**What needs to be done:** Set out each line from the following listing that includes the word "Insertion".

**Task inputs:**
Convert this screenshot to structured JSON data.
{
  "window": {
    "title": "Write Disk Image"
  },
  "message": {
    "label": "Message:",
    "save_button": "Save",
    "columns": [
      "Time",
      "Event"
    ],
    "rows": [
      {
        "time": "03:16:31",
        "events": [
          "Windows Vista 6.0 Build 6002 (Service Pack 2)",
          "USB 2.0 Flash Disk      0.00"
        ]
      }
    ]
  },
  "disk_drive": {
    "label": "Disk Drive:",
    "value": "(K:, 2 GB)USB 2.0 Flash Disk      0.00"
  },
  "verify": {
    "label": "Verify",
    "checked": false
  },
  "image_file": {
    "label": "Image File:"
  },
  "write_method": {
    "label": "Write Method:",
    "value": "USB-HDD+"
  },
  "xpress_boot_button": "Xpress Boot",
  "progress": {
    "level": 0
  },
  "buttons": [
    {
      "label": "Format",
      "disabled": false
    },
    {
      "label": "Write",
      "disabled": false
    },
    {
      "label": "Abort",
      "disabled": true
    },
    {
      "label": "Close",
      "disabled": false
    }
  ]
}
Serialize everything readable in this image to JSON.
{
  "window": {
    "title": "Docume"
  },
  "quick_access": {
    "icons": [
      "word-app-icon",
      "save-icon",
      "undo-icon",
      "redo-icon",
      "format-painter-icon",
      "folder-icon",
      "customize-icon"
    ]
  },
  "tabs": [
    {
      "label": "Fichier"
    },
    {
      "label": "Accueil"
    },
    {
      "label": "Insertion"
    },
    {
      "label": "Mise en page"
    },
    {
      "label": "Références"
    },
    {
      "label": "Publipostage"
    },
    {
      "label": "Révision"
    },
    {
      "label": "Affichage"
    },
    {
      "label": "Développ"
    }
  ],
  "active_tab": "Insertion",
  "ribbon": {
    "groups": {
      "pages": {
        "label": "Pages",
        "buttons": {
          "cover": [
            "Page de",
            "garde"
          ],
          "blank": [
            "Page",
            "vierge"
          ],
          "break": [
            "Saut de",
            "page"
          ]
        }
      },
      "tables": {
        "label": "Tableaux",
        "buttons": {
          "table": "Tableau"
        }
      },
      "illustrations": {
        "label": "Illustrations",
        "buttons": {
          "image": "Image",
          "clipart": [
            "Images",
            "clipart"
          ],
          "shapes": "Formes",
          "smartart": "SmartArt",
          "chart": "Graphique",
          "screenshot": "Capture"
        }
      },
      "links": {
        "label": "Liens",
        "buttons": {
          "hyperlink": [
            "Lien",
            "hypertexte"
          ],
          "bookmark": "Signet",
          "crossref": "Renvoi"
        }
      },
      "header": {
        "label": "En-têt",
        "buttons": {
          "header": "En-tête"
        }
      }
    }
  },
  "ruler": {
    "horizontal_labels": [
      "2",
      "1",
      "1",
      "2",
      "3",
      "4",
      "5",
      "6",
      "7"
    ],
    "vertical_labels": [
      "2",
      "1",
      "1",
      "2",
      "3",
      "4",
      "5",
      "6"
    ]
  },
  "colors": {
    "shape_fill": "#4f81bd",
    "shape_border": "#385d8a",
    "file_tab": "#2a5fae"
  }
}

**Completed exercise:**
      "label": "Insertion"
  "active_tab": "Insertion",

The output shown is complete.